What exactly are investors worried about?
Stocks and Treasury bonds were routed last Friday, with the Dow Jones suffering the biggest one-day drop since the Brexit vote in June of 2016. The long-term Treasury bond suffered its worst drop since the election in November of 2016.
Monday mornrning, Jay Powell was swornrn in as the new Chair of the Federal Reserve. In his statement following the ceremony, he reiterated that “the economy is growing, and inflation is low,” and he and his colleagues at the Fed “will support continued economic growth, a healthy job market, and price stability.”
Powell also assured us that “our financial system is now far stronger and more resilient than it was before the financial crisis that began about a decade ago…”
Remember when, just last June, former Fed Chair Janet Yellen said that another financial crisis like the one that happened in 2008 was not likely in our time? She was referring to Fed actions in regulation and intervention along with current Fed vigilance in preventing a repeat of 2008.
No doubt as comforting to you as it is to me!
Powell’s assessment that the economy is improving is in fact supported by recent data. Take a look:
- Employment has been strong, spending and business investment have been solid, and wage growth is starting to tick higher.
- Last week’s data supports Powell’s statement. December’s Personal Income and Spending data were strong, and income beat expectations of 0.3% at 0.4%. Spending was expected to grow 0.5% but came in at a healthy 0.4%.
- The Fed’s preferred inflation measure, the personal consumption expenditure price index (PCE), came in as expected. The core (ex-food and energy) index fell year over year to 1.5% but is still far below the Fed’s 2% target.
January’s Institute for Supply Management’s (ISM) Manufacturing Index came in better than expected. New orders were the best in 10 years, and backlogs were strong, while input costs are at six-and-a-half-year highs. The overall number was held down by employment, signaling employers can’t find enough workers to keep up with production.
And the January employment situation report was solid, as non-farm payrolls increased by 200,000 and beat the expected rise of 175,000. More important, wages grew 0.3%, as expected, but the year-over-year growth rate surprised the market by jumping to 2.9% versus an expectation of 2.6%.
So, is good news now bad news?
The data is improving, yes, but the stock market has moved way ahead of itself, as Harry has mentioned many times.
Aside from a stock and bond market bubble, gridlock in Washington, and another possible governrnment shutdown, what’s there to worry about?
Apparently, a lot! The stock market tanked another 4%-plus on Monday. Treasury bonds improved a bit, as long-term yields moved above 3.12%. But by the end of the day they were back near 3%, as investors moved out of some of their stocks and into the safety of bonds.
Volatility has spiked over the last couple trading days, as you might have expected. In Friday’s selloff, the CBOE Volatility Index, known as the VIX, closed at 17.1, up about four points from Thursday’s level.

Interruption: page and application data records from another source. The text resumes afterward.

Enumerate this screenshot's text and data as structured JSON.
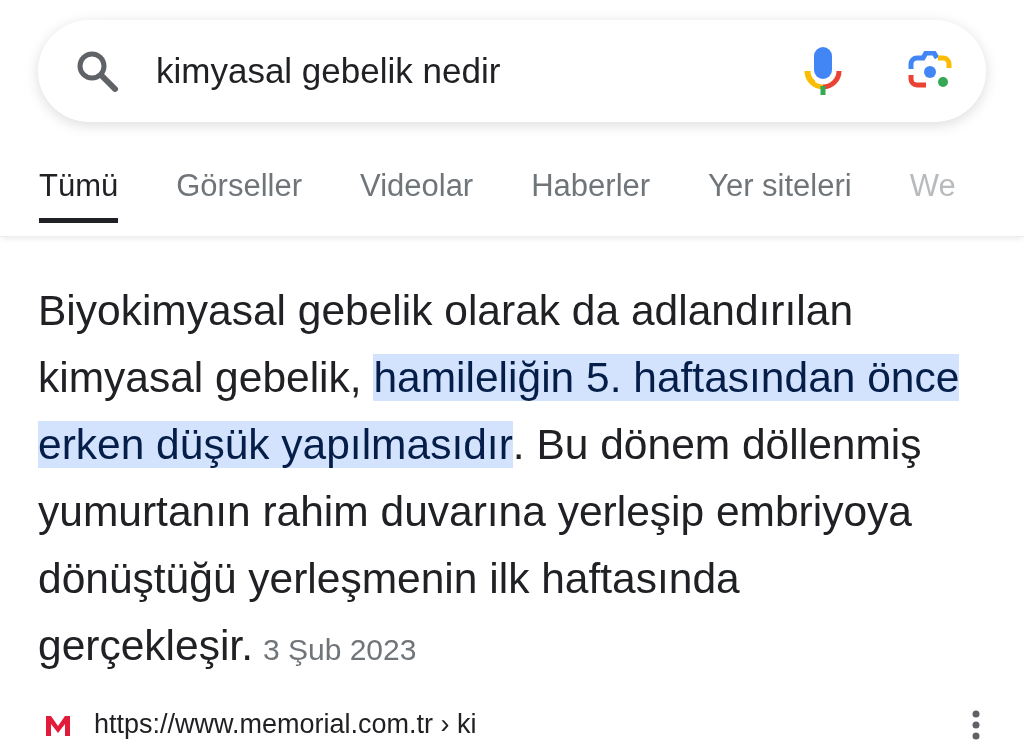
{
  "search": {
    "query": "kimyasal gebelik nedir"
  },
  "tabs": [
    {
      "label": "Tümü",
      "selected": true
    },
    {
      "label": "Görseller",
      "selected": false
    },
    {
      "label": "Videolar",
      "selected": false
    },
    {
      "label": "Haberler",
      "selected": false
    },
    {
      "label": "Yer siteleri",
      "selected": false
    },
    {
      "label": "We",
      "selected": false
    }
  ],
  "snippet": {
    "before": "Biyokimyasal gebelik olarak da adlandırılan kimyasal gebelik, ",
    "highlight": "hamileliğin 5. haftasından önce erken düşük yapılmasıdır",
    "after": ". Bu dönem döllenmiş yumurtanın rahim duvarına yerleşip embriyoya dönüştüğü yerleşmenin ilk haftasında gerçekleşir.",
    "date": "3 Şub 2023"
  },
  "result": {
    "url": "https://www.memorial.com.tr › ki"
  }
}
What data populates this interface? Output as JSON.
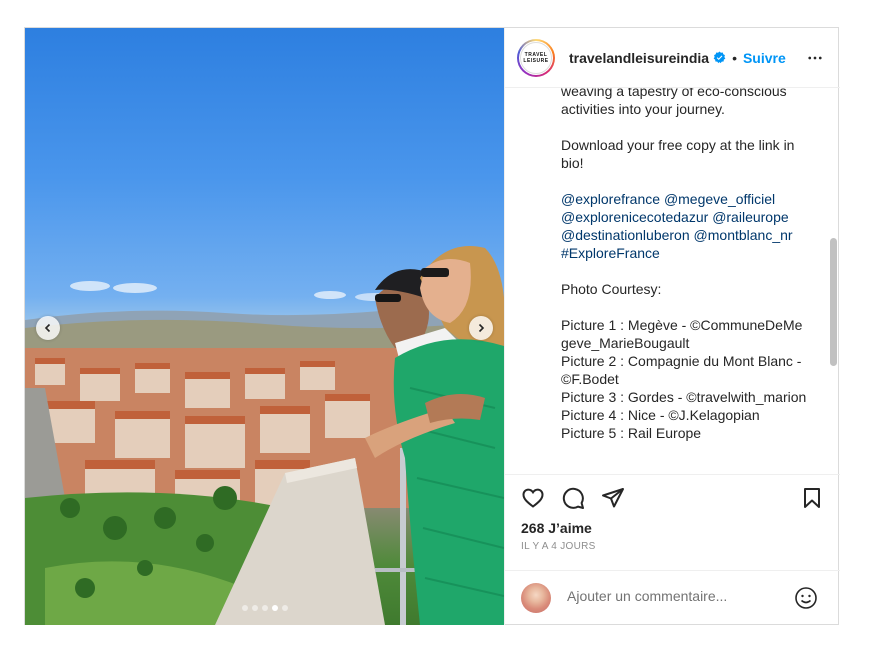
{
  "post": {
    "username": "travelandleisureindia",
    "avatar_text": [
      "TRAVEL",
      "LEISURE"
    ],
    "separator": "•",
    "follow_label": "Suivre",
    "likes_label": "268 J’aime",
    "time_label": "IL Y A 4 JOURS",
    "comment_placeholder": "Ajouter un commentaire..."
  },
  "caption": {
    "line_intro": "weaving a tapestry of eco-conscious activities into your journey.",
    "download": "Download your free copy at the link in bio!",
    "mentions": [
      "@explorefrance",
      "@megeve_officiel",
      "@explorenicecotedazur",
      "@raileurope",
      "@destinationluberon",
      "@montblanc_nr",
      "#ExploreFrance"
    ],
    "courtesy_title": "Photo Courtesy:",
    "courtesy_lines": [
      "Picture 1 : Megève - ©CommuneDeMegeve_MarieBougault",
      "Picture 2 : Compagnie du Mont Blanc - ©F.Bodet",
      "Picture 3 : Gordes - ©travelwith_marion",
      "Picture 4 : Nice - ©J.Kelagopian",
      "Picture 5 : Rail Europe"
    ]
  },
  "carousel": {
    "slide_count": 5,
    "active_index": 3
  },
  "icons": {
    "verified": "verified-badge-icon",
    "more": "more-options-icon",
    "like": "heart-icon",
    "comment": "comment-icon",
    "share": "share-icon",
    "save": "bookmark-icon",
    "prev": "chevron-left-icon",
    "next": "chevron-right-icon",
    "emoji": "emoji-icon"
  },
  "colors": {
    "accent": "#0095f6",
    "mention": "#00376b",
    "meta": "#8e8e8e",
    "border": "#dbdbdb"
  }
}
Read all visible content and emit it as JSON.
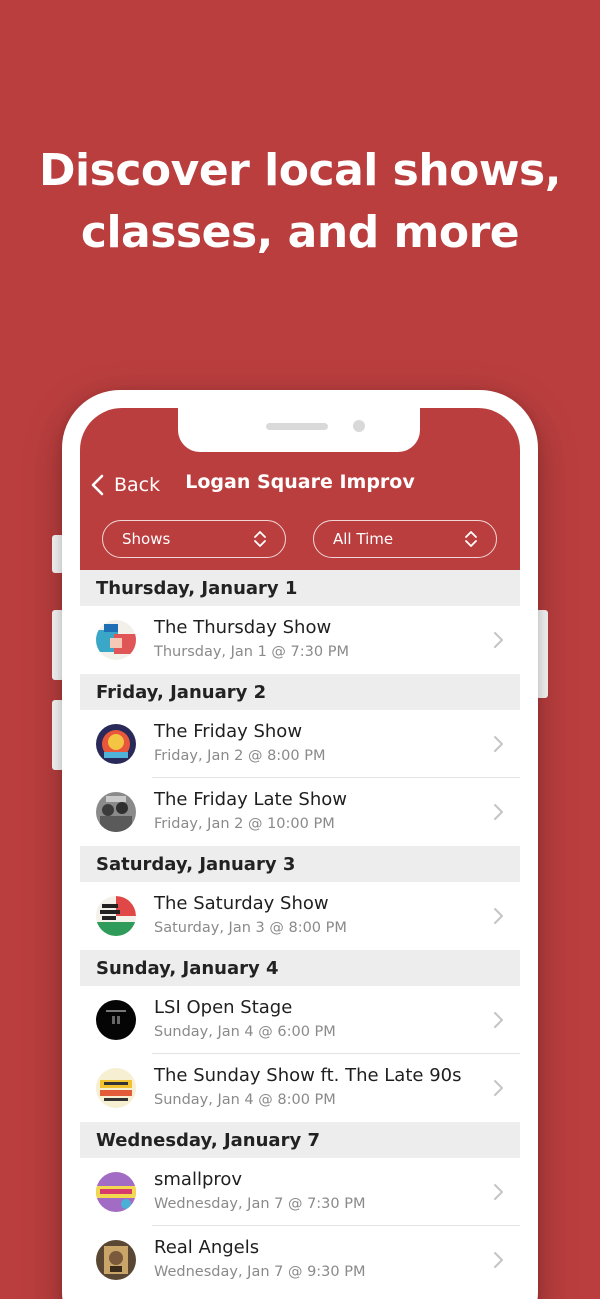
{
  "headline": {
    "line1": "Discover local shows,",
    "line2": "classes, and more"
  },
  "nav": {
    "back_label": "Back",
    "title": "Logan Square Improv"
  },
  "filters": {
    "type": "Shows",
    "time": "All Time"
  },
  "days": [
    {
      "label": "Thursday, January 1",
      "events": [
        {
          "title": "The Thursday Show",
          "subtitle": "Thursday, Jan 1 @ 7:30 PM",
          "icon": "thursday-show-thumbnail"
        }
      ]
    },
    {
      "label": "Friday, January 2",
      "events": [
        {
          "title": "The Friday Show",
          "subtitle": "Friday, Jan 2 @ 8:00 PM",
          "icon": "friday-show-thumbnail"
        },
        {
          "title": "The Friday Late Show",
          "subtitle": "Friday, Jan 2 @ 10:00 PM",
          "icon": "friday-late-show-thumbnail"
        }
      ]
    },
    {
      "label": "Saturday, January 3",
      "events": [
        {
          "title": "The Saturday Show",
          "subtitle": "Saturday, Jan 3 @ 8:00 PM",
          "icon": "saturday-show-thumbnail"
        }
      ]
    },
    {
      "label": "Sunday, January 4",
      "events": [
        {
          "title": "LSI Open Stage",
          "subtitle": "Sunday, Jan 4 @ 6:00 PM",
          "icon": "open-stage-thumbnail"
        },
        {
          "title": "The Sunday Show ft. The Late 90s",
          "subtitle": "Sunday, Jan 4 @ 8:00 PM",
          "icon": "sunday-show-thumbnail"
        }
      ]
    },
    {
      "label": "Wednesday, January 7",
      "events": [
        {
          "title": "smallprov",
          "subtitle": "Wednesday, Jan 7 @ 7:30 PM",
          "icon": "smallprov-thumbnail"
        },
        {
          "title": "Real Angels",
          "subtitle": "Wednesday, Jan 7 @ 9:30 PM",
          "icon": "real-angels-thumbnail"
        }
      ]
    }
  ],
  "colors": {
    "brand_red": "#bb3e3e",
    "section_bg": "#ededed",
    "subtitle_gray": "#8a8a8a"
  }
}
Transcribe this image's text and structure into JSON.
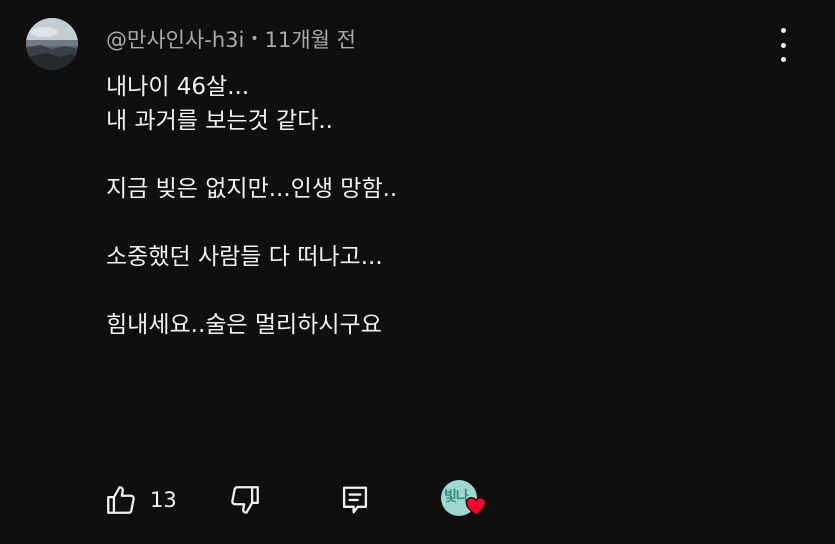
{
  "comment": {
    "author": "@만사인사-h3i",
    "separator": "•",
    "timestamp": "11개월 전",
    "lines": [
      "내나이 46살...",
      "내 과거를 보는것 같다..",
      "",
      "지금 빚은 없지만...인생 망함..",
      "",
      "소중했던 사람들 다 떠나고...",
      "",
      "힘내세요..술은 멀리하시구요"
    ],
    "likes": "13",
    "hearted_avatar_text": "빛나"
  },
  "icons": {
    "menu": "more-vertical-icon",
    "like": "thumbs-up-icon",
    "dislike": "thumbs-down-icon",
    "reply": "reply-icon",
    "heart": "heart-icon"
  },
  "colors": {
    "background": "#0f0f0f",
    "text": "#f1f1f1",
    "meta": "#aaaaaa",
    "heart": "#ff0033"
  }
}
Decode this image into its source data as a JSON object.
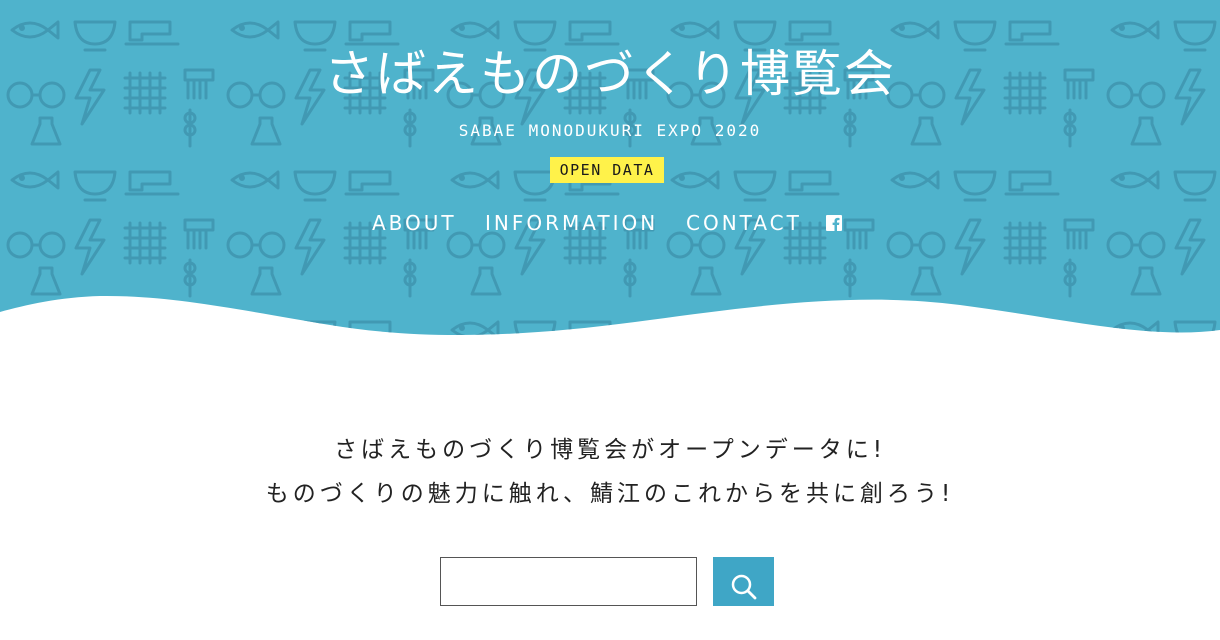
{
  "site": {
    "title": "さばえものづくり博覧会",
    "subtitle": "SABAE MONODUKURI EXPO 2020",
    "badge": "OPEN DATA"
  },
  "nav": {
    "items": [
      {
        "label": "ABOUT"
      },
      {
        "label": "INFORMATION"
      },
      {
        "label": "CONTACT"
      }
    ],
    "social_icon": "facebook-icon"
  },
  "intro": {
    "line1": "さばえものづくり博覧会がオープンデータに!",
    "line2": "ものづくりの魅力に触れ、鯖江のこれからを共に創ろう!"
  },
  "search": {
    "value": "",
    "placeholder": "",
    "button_icon": "search-icon"
  },
  "colors": {
    "hero_background": "#4fb3cc",
    "hero_pattern": "#3f96b0",
    "badge_background": "#fff24a",
    "search_button": "#3fa6c6",
    "text": "#222222"
  }
}
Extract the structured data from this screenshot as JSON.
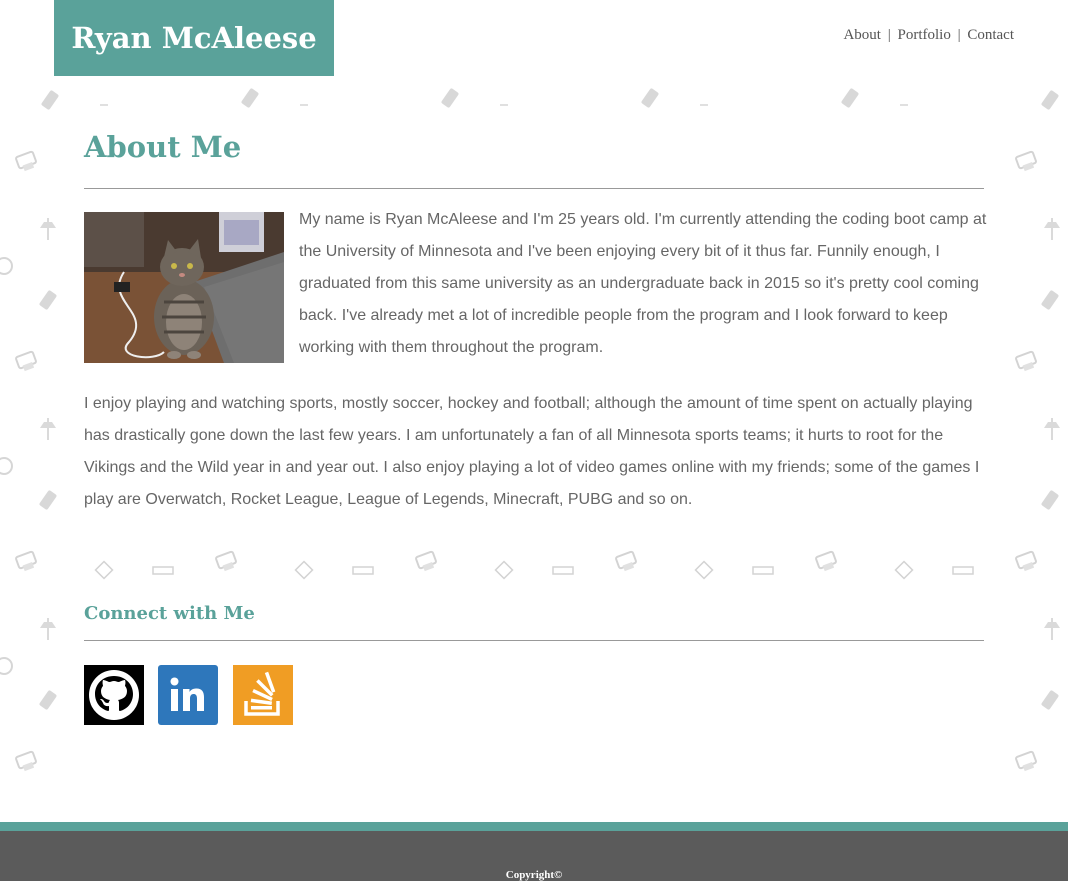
{
  "header": {
    "brand": "Ryan McAleese",
    "nav": [
      {
        "label": "About"
      },
      {
        "label": "Portfolio"
      },
      {
        "label": "Contact"
      }
    ],
    "separator": "|"
  },
  "about": {
    "title": "About Me",
    "photo_icon": "cat-photo",
    "paragraph_1": "My name is Ryan McAleese and I'm 25 years old. I'm currently attending the coding boot camp at the University of Minnesota and I've been enjoying every bit of it thus far. Funnily enough, I graduated from this same university as an undergraduate back in 2015 so it's pretty cool coming back. I've already met a lot of incredible people from the program and I look forward to keep working with them throughout the program.",
    "paragraph_2": "I enjoy playing and watching sports, mostly soccer, hockey and football; although the amount of time spent on actually playing has drastically gone down the last few years. I am unfortunately a fan of all Minnesota sports teams; it hurts to root for the Vikings and the Wild year in and year out. I also enjoy playing a lot of video games online with my friends; some of the games I play are Overwatch, Rocket League, League of Legends, Minecraft, PUBG and so on."
  },
  "connect": {
    "title": "Connect with Me",
    "links": [
      {
        "icon": "github-icon",
        "color": "#000000"
      },
      {
        "icon": "linkedin-icon",
        "color": "#2e77bb"
      },
      {
        "icon": "stackoverflow-icon",
        "color": "#f09d24"
      }
    ]
  },
  "footer": {
    "copyright": "Copyright©"
  },
  "colors": {
    "accent": "#5aa29a",
    "footer_bg": "#5b5b5b",
    "text": "#666666"
  }
}
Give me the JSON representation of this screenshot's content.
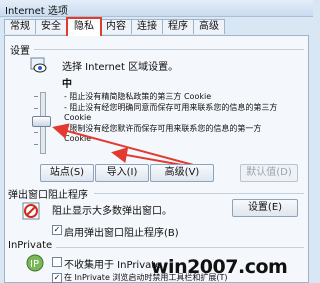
{
  "window": {
    "title": "Internet 选项"
  },
  "tabs": [
    {
      "label": "常规",
      "active": false
    },
    {
      "label": "安全",
      "active": false
    },
    {
      "label": "隐私",
      "active": true
    },
    {
      "label": "内容",
      "active": false
    },
    {
      "label": "连接",
      "active": false
    },
    {
      "label": "程序",
      "active": false
    },
    {
      "label": "高级",
      "active": false
    }
  ],
  "settings": {
    "group_label": "设置",
    "instruction": "选择 Internet 区域设置。",
    "level": "中",
    "slider_position": 0.6,
    "descriptions": [
      "- 阻止没有精简隐私政策的第三方 Cookie",
      "- 阻止没有经您明确同意而保存可用来联系您的信息的第三方 Cookie",
      "- 限制没有经您默许而保存可用来联系您的信息的第一方 Cookie"
    ],
    "buttons": {
      "sites": "站点(S)",
      "import": "导入(I)",
      "advanced": "高级(V)",
      "default": "默认值(D)"
    }
  },
  "popup": {
    "group_label": "弹出窗口阻止程序",
    "description": "阻止显示大多数弹出窗口。",
    "settings_button": "设置(E)",
    "enable_label": "启用弹出窗口阻止程序(B)",
    "enable_checked": true
  },
  "inprivate": {
    "group_label": "InPrivate",
    "option1": "不收集用于 InPrivate",
    "option1_checked": false,
    "option2": "在 InPrivate 浏览启动时禁用工具栏和扩展(T)",
    "option2_checked": true
  },
  "watermark": "win2007.com",
  "colors": {
    "highlight": "#e23a2e",
    "accent": "#1f5fbf"
  }
}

On Monday it closed at about 33, up nearly 100%. This mornrning the VIX is around 50, up another 185%!
Equity markets are again under pressure, so it stands to reason that volatility is elevated. Treasury bonds are also under pressure, and yields are on the rise.
My Treasury Profits Accelerator readers are already positioned for a rise in long-term Treasury rates. Are you?
Editor, Treasury Profits Accelerator